By Anne Mugisa
Minister of Internal Affairs Gen. Aronda Nyakairima has said he is investigating individuals and companies involved in human trafficking.
Nyakairima did not reveal the identities of the suspects, but other sources said that some of those involved are government officials.
“We are discredited regionally because of such acts,” Nyakairima said and added that “I am tracking them down. I am following them up to take serious action…”
Nyakairima, who was Tuesday morning speaking at a Human Rights dialogue in Kampala, said that unsuspecting Ugandans have ended up being abused in the worst of ways including sexual slavery while others are on death row in Asian countries.
Those who recruit them in the first place do it under the pretext of finding them jobs and education opportunities knowing that is not true.
Nyakairima also criticised human rights organisations which have failed to talk about that kind of abuse.
“Some of our people have been taken out and are now on death row somewhere… individuals and groups in the country should come up and speak out against this kind of human rights abuse,” Nyakairima said.
The dialogue was organised by the Human Rights Centre Uganda (HRCUG) for Government and civil society organisations to explore “whose duty it is to protect and ensure rights”.
It was agreed that the Government has a duty to protect human rights but also the citizens have obligations towards ensuring human rights observation and that rights have corresponding obligations.

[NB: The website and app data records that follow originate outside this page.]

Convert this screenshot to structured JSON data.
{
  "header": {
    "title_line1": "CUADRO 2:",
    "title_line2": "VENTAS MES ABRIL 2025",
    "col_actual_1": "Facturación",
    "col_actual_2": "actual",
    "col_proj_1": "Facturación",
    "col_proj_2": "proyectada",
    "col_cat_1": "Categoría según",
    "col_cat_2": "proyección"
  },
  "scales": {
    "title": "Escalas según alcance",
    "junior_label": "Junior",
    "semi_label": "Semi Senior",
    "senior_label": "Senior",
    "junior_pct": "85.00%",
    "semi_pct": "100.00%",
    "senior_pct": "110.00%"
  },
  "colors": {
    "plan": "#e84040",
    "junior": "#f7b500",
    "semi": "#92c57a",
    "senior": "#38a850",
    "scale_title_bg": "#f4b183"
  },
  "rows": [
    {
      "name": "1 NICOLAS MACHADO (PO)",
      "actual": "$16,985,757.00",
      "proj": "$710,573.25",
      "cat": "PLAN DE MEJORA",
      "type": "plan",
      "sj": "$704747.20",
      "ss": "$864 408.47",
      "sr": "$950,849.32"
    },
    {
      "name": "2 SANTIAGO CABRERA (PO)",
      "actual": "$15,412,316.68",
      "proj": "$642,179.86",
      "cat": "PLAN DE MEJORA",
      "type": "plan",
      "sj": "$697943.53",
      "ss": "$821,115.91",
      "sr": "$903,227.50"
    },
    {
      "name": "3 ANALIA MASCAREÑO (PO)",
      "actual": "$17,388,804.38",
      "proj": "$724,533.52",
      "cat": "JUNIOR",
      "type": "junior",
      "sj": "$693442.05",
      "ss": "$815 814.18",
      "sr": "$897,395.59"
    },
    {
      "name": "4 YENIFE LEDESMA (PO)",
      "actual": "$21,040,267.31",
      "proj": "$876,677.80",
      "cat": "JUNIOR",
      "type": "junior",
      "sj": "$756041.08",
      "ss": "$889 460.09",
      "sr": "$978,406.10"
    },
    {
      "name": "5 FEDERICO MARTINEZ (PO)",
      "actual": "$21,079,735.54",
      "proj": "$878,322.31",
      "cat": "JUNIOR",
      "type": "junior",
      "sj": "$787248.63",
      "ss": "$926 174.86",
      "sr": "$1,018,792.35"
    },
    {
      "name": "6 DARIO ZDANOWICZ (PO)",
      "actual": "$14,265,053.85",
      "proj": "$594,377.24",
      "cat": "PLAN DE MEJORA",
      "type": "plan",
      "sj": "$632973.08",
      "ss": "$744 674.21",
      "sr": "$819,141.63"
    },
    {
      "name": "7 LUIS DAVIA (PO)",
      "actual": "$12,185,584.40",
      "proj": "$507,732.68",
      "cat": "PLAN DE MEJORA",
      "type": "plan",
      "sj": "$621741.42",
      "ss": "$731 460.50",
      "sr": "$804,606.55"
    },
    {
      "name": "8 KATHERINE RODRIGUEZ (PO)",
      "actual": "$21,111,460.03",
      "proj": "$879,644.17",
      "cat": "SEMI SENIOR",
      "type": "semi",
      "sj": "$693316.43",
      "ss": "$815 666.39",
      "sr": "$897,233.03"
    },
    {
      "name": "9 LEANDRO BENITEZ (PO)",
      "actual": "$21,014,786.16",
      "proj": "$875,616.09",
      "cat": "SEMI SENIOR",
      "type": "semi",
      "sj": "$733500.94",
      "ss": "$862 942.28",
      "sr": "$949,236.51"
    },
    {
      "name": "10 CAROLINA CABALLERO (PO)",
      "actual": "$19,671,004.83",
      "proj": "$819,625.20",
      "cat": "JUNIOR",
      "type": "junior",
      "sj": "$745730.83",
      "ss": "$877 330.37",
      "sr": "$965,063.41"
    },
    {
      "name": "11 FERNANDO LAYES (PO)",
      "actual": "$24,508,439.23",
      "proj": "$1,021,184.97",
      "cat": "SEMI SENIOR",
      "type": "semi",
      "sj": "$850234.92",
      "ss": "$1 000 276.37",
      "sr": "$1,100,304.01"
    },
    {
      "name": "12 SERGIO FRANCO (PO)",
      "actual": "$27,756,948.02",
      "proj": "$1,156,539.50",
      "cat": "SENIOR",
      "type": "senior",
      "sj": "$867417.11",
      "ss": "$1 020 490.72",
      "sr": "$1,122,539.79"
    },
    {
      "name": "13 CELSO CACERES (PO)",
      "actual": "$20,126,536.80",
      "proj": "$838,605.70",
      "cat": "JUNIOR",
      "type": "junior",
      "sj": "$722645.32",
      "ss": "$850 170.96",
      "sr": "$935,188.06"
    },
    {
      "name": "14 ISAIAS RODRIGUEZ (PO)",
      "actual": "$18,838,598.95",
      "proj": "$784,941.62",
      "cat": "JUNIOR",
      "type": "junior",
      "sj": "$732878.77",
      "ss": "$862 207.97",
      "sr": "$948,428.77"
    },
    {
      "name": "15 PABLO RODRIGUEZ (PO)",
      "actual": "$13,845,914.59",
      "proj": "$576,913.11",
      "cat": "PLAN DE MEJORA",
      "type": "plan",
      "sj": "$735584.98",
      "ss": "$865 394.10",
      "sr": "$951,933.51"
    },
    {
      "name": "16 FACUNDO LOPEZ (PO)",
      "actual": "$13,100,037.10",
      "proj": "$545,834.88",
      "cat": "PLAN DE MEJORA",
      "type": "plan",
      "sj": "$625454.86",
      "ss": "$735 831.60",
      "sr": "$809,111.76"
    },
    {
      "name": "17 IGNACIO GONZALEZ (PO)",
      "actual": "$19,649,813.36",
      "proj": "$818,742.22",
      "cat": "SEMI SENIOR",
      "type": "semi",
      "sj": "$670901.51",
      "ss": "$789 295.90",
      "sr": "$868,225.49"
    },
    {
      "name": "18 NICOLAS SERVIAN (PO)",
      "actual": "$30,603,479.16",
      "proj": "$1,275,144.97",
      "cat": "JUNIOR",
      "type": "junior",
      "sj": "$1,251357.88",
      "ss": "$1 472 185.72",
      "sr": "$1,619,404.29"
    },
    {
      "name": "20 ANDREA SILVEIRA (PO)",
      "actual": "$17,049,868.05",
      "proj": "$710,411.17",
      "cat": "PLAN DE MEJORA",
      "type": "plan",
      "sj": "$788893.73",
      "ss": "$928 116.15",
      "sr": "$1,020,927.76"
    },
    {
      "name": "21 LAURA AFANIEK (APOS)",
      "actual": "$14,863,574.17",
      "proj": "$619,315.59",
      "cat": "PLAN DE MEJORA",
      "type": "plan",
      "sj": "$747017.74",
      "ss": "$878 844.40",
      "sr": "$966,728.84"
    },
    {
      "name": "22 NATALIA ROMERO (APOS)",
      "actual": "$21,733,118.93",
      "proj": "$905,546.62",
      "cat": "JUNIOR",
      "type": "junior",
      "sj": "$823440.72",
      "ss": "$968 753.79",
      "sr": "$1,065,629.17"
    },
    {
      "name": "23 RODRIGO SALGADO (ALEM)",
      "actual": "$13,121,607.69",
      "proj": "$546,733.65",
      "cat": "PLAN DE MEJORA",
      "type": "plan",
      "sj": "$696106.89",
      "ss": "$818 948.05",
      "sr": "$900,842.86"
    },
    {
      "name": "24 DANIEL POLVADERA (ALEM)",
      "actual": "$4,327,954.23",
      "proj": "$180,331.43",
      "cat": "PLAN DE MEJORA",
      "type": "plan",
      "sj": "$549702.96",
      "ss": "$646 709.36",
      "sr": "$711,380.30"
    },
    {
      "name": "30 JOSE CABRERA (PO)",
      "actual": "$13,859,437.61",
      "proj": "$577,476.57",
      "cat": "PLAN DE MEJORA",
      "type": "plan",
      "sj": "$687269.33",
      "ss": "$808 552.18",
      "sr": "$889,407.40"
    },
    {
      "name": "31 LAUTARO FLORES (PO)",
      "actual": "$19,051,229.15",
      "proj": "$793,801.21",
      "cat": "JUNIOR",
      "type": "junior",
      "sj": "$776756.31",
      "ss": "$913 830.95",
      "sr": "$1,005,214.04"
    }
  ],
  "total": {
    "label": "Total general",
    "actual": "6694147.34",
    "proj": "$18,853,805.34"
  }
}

Nyakairima said that Ugandans need to look at the country’s history and then decide where they want to be regarding human rights.
He said that since 1986, an environment has been put in place where there is no institutionalised violation. He said that there are lapses by individuals but many of them have been punished.
He asked rights organisations to sustain a spotlight on questionable areas for them to be addressed. He said, however, that there are some NGOs that interfere in areas outside their mandate.
MP Jovia Kamateeka said that rights should not be politicised or sensationalised and that government should sensitise people on their rights and obligations.
Sheila Muwanga from the Foundation for Human rights Initiative (FHRI) said that the State has to carry out a delicate balance of respecting, protecting and fulfilling the rights of its citizens. She said that non-State actors’ duty is to supplement the State.
“As we bash the State we must not forget that it is trying to carry out that delicate balance especially in deciding whose rights to protect. But the State should also acknowledge its duty to protect without violating others’ rights,” Muwanga said.